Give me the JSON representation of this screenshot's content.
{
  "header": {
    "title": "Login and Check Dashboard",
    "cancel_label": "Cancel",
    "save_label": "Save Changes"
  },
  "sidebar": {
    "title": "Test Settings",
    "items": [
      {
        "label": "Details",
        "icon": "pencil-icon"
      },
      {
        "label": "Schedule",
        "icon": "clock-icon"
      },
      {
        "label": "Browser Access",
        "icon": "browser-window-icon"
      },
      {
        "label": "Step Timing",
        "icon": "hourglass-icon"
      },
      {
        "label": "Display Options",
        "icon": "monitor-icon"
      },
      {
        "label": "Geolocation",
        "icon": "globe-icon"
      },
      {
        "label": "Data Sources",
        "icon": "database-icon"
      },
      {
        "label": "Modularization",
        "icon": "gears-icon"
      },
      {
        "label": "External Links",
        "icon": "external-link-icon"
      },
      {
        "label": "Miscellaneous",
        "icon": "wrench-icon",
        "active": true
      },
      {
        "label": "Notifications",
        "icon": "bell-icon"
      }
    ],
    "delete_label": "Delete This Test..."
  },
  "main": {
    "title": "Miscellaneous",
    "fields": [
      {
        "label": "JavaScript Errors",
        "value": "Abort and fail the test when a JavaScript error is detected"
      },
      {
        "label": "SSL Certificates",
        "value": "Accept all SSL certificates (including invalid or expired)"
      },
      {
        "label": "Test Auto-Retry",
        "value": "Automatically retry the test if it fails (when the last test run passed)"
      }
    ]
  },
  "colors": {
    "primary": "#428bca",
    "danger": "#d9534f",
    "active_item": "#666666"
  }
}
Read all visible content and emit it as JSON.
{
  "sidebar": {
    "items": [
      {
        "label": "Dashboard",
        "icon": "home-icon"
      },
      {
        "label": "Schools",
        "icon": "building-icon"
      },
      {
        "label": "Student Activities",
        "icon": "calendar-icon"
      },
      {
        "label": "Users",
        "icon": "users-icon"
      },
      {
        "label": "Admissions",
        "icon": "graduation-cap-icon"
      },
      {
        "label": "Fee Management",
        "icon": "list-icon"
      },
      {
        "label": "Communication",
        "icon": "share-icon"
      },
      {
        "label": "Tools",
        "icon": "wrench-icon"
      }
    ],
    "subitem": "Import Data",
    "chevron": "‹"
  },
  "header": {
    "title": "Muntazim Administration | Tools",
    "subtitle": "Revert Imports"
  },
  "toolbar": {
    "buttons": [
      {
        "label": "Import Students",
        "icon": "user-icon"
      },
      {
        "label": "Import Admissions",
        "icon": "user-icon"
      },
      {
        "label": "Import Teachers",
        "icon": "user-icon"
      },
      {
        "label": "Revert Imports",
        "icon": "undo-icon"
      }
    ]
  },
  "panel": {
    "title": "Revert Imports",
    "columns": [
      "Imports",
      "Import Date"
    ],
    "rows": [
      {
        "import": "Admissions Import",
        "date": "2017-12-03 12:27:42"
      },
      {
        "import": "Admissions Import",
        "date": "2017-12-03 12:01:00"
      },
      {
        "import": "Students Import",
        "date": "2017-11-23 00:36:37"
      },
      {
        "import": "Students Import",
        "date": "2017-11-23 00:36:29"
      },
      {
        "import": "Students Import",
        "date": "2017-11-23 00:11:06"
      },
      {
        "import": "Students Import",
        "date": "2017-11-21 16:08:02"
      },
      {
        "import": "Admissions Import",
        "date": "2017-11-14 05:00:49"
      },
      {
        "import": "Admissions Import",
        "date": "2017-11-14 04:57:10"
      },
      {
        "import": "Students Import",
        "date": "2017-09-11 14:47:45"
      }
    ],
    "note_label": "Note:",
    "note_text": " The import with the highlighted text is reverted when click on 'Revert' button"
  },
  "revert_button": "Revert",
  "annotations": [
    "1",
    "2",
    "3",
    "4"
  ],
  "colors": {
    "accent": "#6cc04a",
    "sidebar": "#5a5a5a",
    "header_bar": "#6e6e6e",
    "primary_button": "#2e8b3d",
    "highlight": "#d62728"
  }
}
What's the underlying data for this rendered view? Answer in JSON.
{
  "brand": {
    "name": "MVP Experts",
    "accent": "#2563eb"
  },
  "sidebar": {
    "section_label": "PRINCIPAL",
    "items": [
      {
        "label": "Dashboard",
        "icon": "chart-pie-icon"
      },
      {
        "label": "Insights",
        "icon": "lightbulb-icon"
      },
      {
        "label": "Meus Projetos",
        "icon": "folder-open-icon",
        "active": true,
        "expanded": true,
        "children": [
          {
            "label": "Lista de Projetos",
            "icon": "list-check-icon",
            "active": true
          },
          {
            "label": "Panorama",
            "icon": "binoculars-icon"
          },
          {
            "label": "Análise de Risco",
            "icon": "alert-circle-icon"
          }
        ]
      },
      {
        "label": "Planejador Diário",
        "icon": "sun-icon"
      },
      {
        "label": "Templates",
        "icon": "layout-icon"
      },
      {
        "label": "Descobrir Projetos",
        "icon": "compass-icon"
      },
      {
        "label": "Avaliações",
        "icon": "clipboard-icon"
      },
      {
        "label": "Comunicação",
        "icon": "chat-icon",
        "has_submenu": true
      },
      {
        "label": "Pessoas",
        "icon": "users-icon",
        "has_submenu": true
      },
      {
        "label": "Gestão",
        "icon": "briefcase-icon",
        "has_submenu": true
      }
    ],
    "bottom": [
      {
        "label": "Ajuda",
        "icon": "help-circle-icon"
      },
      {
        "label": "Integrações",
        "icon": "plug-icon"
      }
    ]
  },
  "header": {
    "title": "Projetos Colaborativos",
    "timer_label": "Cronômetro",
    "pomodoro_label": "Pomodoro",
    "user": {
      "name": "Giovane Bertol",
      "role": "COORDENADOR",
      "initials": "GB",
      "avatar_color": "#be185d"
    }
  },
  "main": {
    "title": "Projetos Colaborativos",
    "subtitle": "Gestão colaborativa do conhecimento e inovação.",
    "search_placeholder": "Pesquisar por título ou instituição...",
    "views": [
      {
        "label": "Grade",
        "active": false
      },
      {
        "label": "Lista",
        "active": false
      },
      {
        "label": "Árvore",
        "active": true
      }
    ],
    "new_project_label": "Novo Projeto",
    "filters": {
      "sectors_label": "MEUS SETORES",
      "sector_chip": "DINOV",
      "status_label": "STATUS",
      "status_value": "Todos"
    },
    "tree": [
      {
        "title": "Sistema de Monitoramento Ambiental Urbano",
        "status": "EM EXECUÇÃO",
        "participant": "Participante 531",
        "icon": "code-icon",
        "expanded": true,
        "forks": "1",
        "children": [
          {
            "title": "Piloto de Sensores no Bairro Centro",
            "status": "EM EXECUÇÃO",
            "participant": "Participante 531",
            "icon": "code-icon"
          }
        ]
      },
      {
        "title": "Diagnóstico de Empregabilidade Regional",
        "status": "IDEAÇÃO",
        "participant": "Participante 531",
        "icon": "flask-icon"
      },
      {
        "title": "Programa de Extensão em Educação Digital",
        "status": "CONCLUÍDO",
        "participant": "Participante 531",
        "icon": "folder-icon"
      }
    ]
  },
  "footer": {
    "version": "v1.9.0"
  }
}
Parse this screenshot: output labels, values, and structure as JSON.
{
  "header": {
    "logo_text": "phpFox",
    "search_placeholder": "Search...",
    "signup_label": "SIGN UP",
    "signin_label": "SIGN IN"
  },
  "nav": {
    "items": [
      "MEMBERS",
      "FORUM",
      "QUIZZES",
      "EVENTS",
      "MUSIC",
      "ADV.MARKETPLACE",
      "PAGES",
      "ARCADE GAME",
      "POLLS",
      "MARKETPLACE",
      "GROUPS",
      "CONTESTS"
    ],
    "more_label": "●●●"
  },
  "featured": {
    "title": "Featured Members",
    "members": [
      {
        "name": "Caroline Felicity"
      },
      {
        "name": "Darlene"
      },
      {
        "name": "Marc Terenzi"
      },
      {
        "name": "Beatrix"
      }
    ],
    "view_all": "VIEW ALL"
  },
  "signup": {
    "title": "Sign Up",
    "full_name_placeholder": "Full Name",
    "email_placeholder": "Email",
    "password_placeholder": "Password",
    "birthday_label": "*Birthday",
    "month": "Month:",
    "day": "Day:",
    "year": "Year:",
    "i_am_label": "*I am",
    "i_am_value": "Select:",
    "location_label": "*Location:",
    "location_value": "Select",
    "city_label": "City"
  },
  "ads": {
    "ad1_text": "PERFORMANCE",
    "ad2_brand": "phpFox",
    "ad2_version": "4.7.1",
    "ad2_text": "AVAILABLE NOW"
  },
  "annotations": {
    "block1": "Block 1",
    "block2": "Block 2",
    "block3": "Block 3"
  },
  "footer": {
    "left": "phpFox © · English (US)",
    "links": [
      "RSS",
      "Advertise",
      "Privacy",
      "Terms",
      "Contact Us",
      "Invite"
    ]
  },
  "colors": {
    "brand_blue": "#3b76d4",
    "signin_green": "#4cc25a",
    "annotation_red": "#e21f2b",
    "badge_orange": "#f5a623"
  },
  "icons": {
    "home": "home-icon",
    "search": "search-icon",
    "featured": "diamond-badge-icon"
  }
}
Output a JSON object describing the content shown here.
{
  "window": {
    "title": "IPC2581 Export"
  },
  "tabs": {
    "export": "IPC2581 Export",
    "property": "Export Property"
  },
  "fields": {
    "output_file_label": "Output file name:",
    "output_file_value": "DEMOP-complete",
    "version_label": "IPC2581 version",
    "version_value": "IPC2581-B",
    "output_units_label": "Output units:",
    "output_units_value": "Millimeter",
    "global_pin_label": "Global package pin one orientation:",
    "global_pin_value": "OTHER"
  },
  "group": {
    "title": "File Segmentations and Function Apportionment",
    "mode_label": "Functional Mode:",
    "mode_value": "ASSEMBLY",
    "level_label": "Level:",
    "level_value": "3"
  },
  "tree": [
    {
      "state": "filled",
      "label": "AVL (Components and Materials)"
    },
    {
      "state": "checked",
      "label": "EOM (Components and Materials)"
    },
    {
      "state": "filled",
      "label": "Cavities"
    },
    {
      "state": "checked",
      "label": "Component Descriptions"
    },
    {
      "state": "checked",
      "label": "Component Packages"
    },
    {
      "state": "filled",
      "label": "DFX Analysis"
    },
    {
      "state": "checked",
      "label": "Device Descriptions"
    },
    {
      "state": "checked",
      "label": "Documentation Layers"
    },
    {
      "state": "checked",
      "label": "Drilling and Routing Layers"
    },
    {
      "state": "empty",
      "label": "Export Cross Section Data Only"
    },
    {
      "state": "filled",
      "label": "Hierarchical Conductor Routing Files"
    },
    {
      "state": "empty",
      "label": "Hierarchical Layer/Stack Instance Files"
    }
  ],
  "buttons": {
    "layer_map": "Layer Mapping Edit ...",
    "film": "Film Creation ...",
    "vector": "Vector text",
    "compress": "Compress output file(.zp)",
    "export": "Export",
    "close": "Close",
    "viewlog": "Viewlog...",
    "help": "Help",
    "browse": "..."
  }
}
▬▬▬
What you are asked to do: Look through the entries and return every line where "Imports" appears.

Your solution:
    "subtitle": "Revert Imports"
        "label": "Revert Imports",
    "title": "Revert Imports",
      "Imports",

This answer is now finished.